URBANA — When something suspicious turns up on a standard mammogram, an ultrasound can be used to provide a few more clues about how dangerous it might be.
But for many women, the next step is a needle biopsy. That's because neither a mammogram nor current ultrasound technology can detect both the stiffness of the tissue — an early indicator of malignancy — along with how it moves after it's been compressed, says Michael Insana, head of the University of Illinois Department of Bioengineering.
Insana is co-principal investigator of the combined UI and Mayo Clinic research team that has been awarded a $2.2 million, five-year grant from the National Cancer Institute to study the role of tissue elasticity in breast cancer diagnosis.

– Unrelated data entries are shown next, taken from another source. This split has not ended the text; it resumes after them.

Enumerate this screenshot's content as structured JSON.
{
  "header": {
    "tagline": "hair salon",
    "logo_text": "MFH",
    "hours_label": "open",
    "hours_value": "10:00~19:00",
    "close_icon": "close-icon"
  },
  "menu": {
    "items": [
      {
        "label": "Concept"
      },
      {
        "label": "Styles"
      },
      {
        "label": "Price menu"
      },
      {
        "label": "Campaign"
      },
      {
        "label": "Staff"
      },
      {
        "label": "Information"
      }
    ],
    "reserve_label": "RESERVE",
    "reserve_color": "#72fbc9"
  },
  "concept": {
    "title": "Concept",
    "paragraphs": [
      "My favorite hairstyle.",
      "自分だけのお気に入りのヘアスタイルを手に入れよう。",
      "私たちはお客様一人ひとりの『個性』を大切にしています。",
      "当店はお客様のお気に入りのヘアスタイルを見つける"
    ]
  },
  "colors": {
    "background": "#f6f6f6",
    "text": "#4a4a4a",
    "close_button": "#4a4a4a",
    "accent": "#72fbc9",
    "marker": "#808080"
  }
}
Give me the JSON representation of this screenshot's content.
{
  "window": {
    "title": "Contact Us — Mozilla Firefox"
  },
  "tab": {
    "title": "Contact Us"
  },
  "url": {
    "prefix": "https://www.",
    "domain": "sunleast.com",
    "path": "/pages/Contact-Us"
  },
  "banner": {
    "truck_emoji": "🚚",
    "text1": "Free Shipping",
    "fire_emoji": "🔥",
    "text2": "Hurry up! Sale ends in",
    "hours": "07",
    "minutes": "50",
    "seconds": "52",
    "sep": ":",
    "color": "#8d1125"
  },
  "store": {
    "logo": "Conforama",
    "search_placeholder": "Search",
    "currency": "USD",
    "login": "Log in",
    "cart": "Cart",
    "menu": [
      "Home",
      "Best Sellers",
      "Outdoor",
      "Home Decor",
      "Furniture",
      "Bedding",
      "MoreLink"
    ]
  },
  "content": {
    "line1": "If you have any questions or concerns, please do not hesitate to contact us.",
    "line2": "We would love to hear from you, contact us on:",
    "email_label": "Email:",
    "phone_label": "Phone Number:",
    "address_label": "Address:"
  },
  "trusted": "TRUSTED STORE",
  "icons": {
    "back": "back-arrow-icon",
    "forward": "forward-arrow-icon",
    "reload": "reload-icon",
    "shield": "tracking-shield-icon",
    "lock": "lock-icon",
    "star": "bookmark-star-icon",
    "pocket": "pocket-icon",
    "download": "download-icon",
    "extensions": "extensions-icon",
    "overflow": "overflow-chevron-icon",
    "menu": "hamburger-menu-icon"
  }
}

He and his colleagues have developed a new technique called SAVE (Sub-Hertz Analysis of Viscoelasticity) and they're aiming to develop a viable clinical tool during the grant period.
Insana said there is ultrasound technology that can measure tissue stiffness, but the UI/Mayo Clinic technology is unique because it also provides another vital clue for malignancy by measuring the flow under slight compression.
"We're creating these indicators of stiffness," Insana said. "Not only stiffness, but if you press on it, and it continues to move. We're looking at the stiffness and by pressing and moving, that tells us something that is very diagnostic."
The advantage to patients: Ultrasound could be used to regularly track a suspicious breast mass, rather than going right to an invasive biopsy, Insana said.
"We were able to get a 100 percent accurate diagnosis on 21 patients," he said.
Ultrasound, a painless test that uses sound waves to outline part of the body, has become a valuable tool to accompany mammography because it's a less expensive and more widely available option than other diagnostics, such as MRI, according to the American Cancer Society.
There were 211,731 women diagnosed with breast cancer in the U.S. in 2009, the most recent year for which data is available, according to the Centers for Disease Control and Prevention.
Insana said preliminary studies will be expanded with a larger study involving 400 patients at Mayo Clinic in Rochester, Minn.
If results are promising, he said he could attempt to license the technology, secure a patent and get it to market possibly even before the end of the five-year period.
"But it depends on how promising it looks," he said.
The UI and Mayo Clinic launched a research alliance in 2010, with areas of cooperation to include basic, translational and clinical research, bioengineering (especially for point-of-care diagnostics) and development of tools and methods in computational biology and medicine.